In Tata Cellular v. The Federal Court of India[5] held that when conducting judicial review of a presidential pardon, the court does not act as an appeal court because it lacks experience in correcting administrative decisions, but rather examines the way in which decisions are made. Worry about the only legality issue. If the president pardons a.) it is beyond its power, b.) it has committed a legal error, c.) it has violated the rules of natural justice, d.) it has made a decision that a reasonable court has arrived, and e .) Abuse of its power.

Therefore, in all of these cited cases, it can be proved that the court can conduct judicial review of the presidential pardon to correct unfair or arbitrary decisions. However, the scope is limited. The powers of the judiciary only apply when the order has been approved a.) Unintended application, b.) Failure to follow the recommendations of the Council of Ministers c.) This is dishonest d.) e.) Relevant materials are excluded Out of consideration and f.) Arbitrary materials.

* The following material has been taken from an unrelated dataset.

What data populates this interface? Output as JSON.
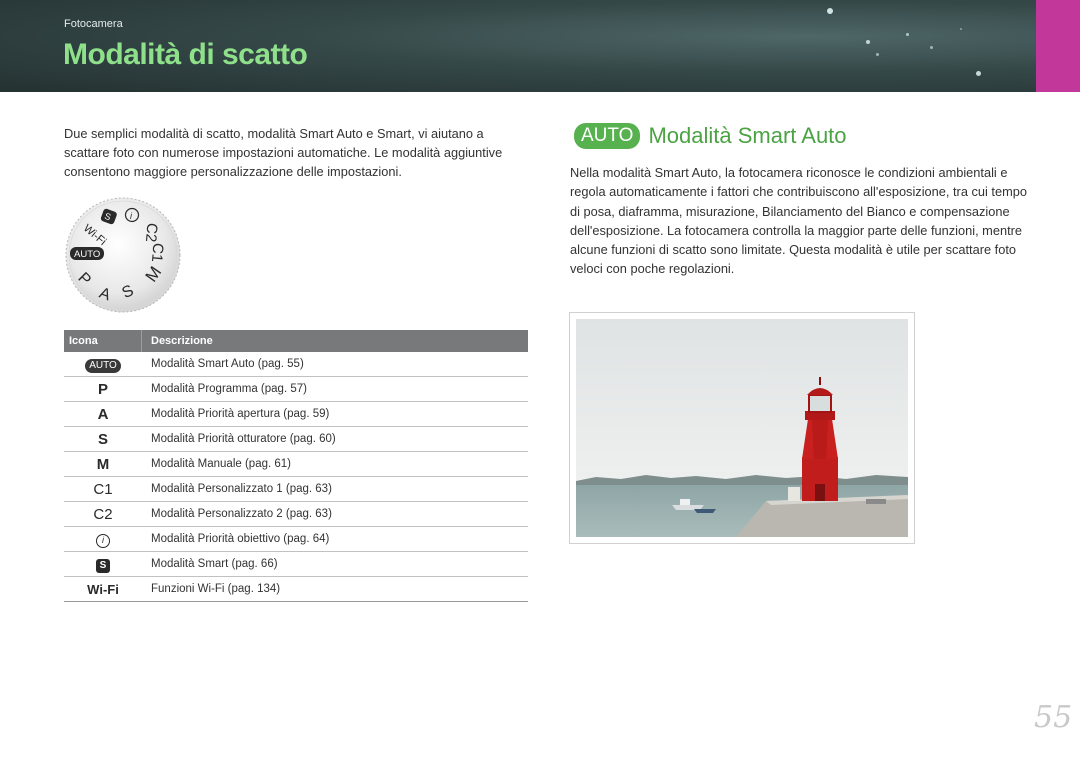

What is the above situation, who decides that the presidential pardon falls into this situation? To answer this question, Judge Passayat took note of the opinion of Sir William Wade, a well-known academic lawyer, and confirmed that the wide range of wording in Article 72 cannot clarify the specific criteria for exercising this power because of facts and individual cases. case.

However, the doctrine that power should be exercised reasonably should be consistent with the doctrine that the court should not usurp the discretion of the president for pardons. Only within the scope of legal rationality can the president have real discretion. If you cross these restrictions, please take ultra vires action. Only in these cases will the court intervene and allow judicial review.

The order granting remission which is impugned in the petition is clearly unsustainable and is set aside. However, it is open to the respondent No.1 to treat the petition as a pending one for the purpose of re-consideration. It shall be open to the Governor to take note of materials placed before him by the functionaries of the State, and also to make such enquiries as considered necessary and relevant for the purpose of ascertaining the relevant factors otherwise. The writ petitions are allowed to the extent indicated above. No costs.

CONCLUSION

In a nutshell, the judgement is one of paramount importance as it answers whether judicial review over presidential pardon makes Article 72 redundant in the negative. A corpus of past Supreme Court cases suggests that, Presidential Pardon is amenable for Judicial Revision, though limited – only available when executive clemency surpasses the boundaries of legal reasonableness resulting out of the sheer balance between administrative and judicial power still evident today.

REFERENCES


[1] Maru Ram vs Union of India and Ors, 1981 (1) SCC 107

[2] Constitution of India, 1950, Article 72

[3] Constitution of India, 1950, Article 161

[4] Kehar Singh vs Union of India, 1989 AIR 653, 1988 SCR Supl. (3) 1102

[5] Tata Cellular vs Union of India, 1996 AIR 11, 1994 SCC (6) 651